Public Involvement in Enforcement
Public involvement and information about the Nuclear Regulatory Commission's activities is a cornerstone of strong, fair regulation of the nuclear industry. The NRC recognizes the public's interest in the proper regulation of nuclear activities and provides opportunities for citizens to make their opinions known. This page describes the various ways the public may get involved in the NRC's enforcement program.
On this page:
- Status of OE-lead Agency Initiatives
- Meetings and Workshops
- Attending Predecisional Enforcement and Regulatory Conferences
- Hearing Opportunities in Enforcement Proceedings
- Reporting Safety or Security Concerns
- Petitions for Enforcement Action (2.206 Petitions)
NOTE: Please be aware that any comments that you submit to the NRC will be considered a public record and entered into the agency's electronic record keeping system.
Commenting on the Enforcement Policy or Program
Status of OE-lead Agency Initiatives
NRC Enforcement Policy
The NRC Enforcement Policy (Policy) sets forth the general principles governing the NRC's enforcement program and the Commission's expectations regarding the process to be used by the staff to assess and disposition violations of NRC requirements. Revisions to the Policy are periodically made to reflect any changes to the Commission's expectations regarding the NRC's enforcement program.
Public Involvement in the Revisions to the Enforcement Policy
Prior to revising the Policy, the NRC will normally publish a notice of availability of draft changes and request for comments on proposed revisions to the Policy in the Federal Register. During the comment period, members of the public may provide comments on the proposed changes. Additional information, including proposed changes to the Policy, is located at the NRC's Enforcement Policy page.
Alternative Dispute Resolution (ADR)
The enforcement Alternative Dispute Resolution (ADR) Process pilot program concluded. The results of the pilot indicated that the use of ADR in certain kinds of enforcement cases was generally successful. Based on the results of the pilot, improvements were made to the ADR process and the agency will continue to use this process for certain kinds of enforcement cases.
Meetings and Workshops
From time to time, the NRC conducts meetings or workshops to address specific enforcement issues. These meetings may be conducted in the Washington, D.C. area or in the areas around the NRC's four regional offices. In some cases, meetings may be held in the community near a nuclear power plant or other facility to make it easier for the public to participate. Meetings and workshops will be listed on our Public Meeting Schedule page.
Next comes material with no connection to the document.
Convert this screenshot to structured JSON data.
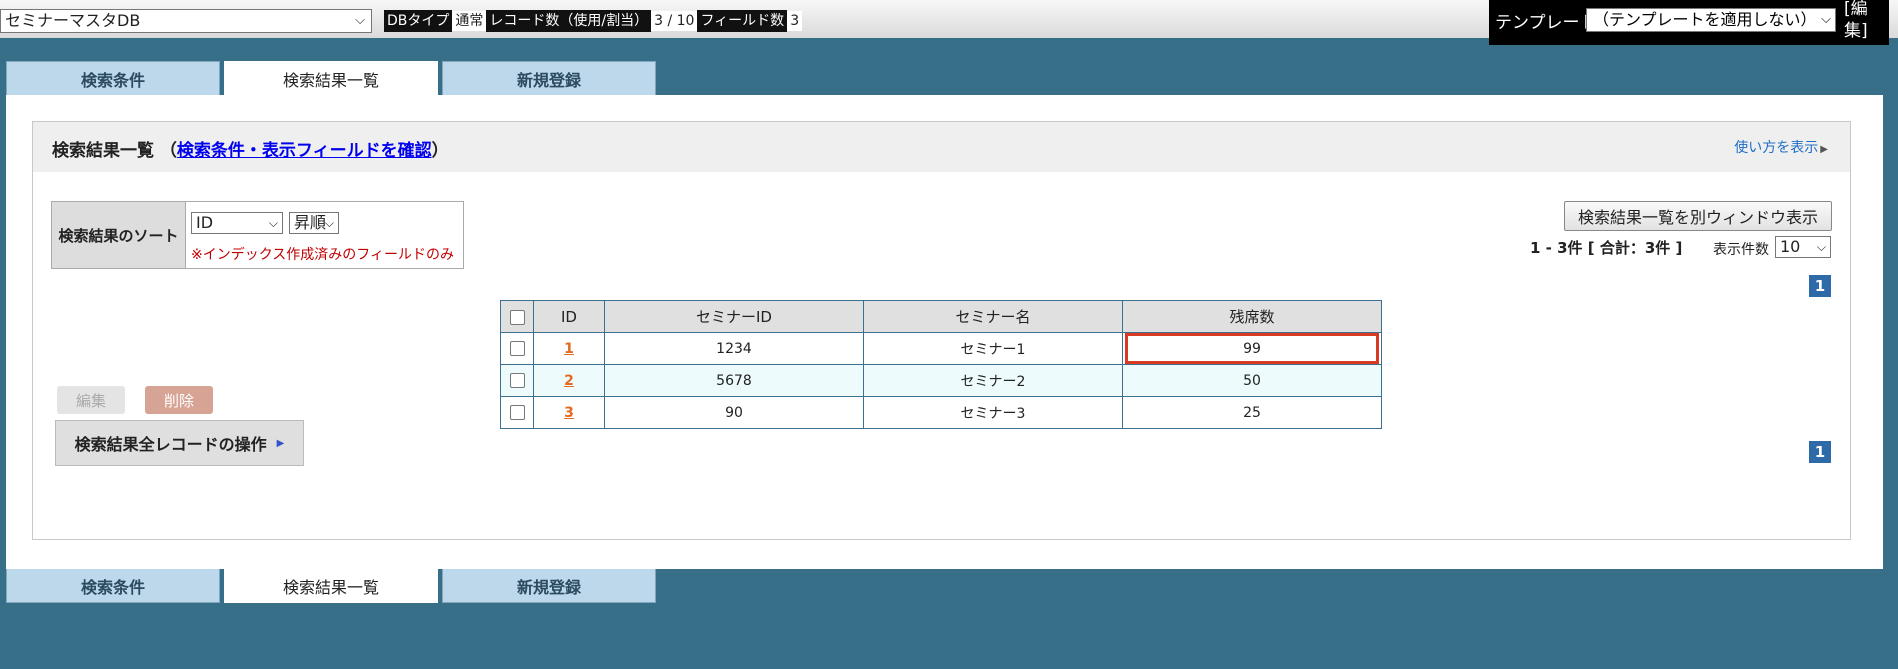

Attending Predecisional Enforcement and Regulatory Conferences
Predecisional enforcement conferences are often held with a licensee, a vendor, or other person before the NRC makes its final decision on a significant enforcement action. Regulatory Conferences are conducted (in lieu of predecisional enforcement conferences) when apparent violations are associated with findings evaluated by the reactor oversight process's Significance Determination Process. In most cases, these conferences are open to public observation. See our page on Upcoming Conferences.
Hearing Opportunities in Enforcement Proceedings
The NRC provides opportunities for members of the public to request hearings in enforcement proceedings. See Hearing Opportunities and License Applications for current information on opportunities to request a hearing in major enforcement proceedings.
Reporting Safety or Security Concerns
Often workers at nuclear power plants or members of the public raise concerns that safety rules are not being followed at the facilities where they work or near where they live. The NRC has established a formal process for reviewing and resolving these concerns.
The NRC encourages workers in the nuclear industry to take their concerns directly to their employer because he or she has the primary responsibility for maintaining safe operations. However, should employees not be satisfied by company response or choose to bring their safety concerns directly to the NRC, they may Report a Safety or Security Concern through NRC's toll-free safety hotline. Any member of the public may voice safety concerns in this same manner. Learn more by visiting our Allegations page or consulting our brochure "Reporting Safety Concerns."
Petitions for Enforcement Action Under 10 CFR 2.206
In accordance with Part 2.206 of NRC's regulations, any member of the public may raise potential health and safety issues in a petition to the NRC requesting that the NRC take specific enforcement action regarding a licensed, operating facility. To learn more about this process, see our detailed instructions: Petition the NRC To Take an Enforcement Action.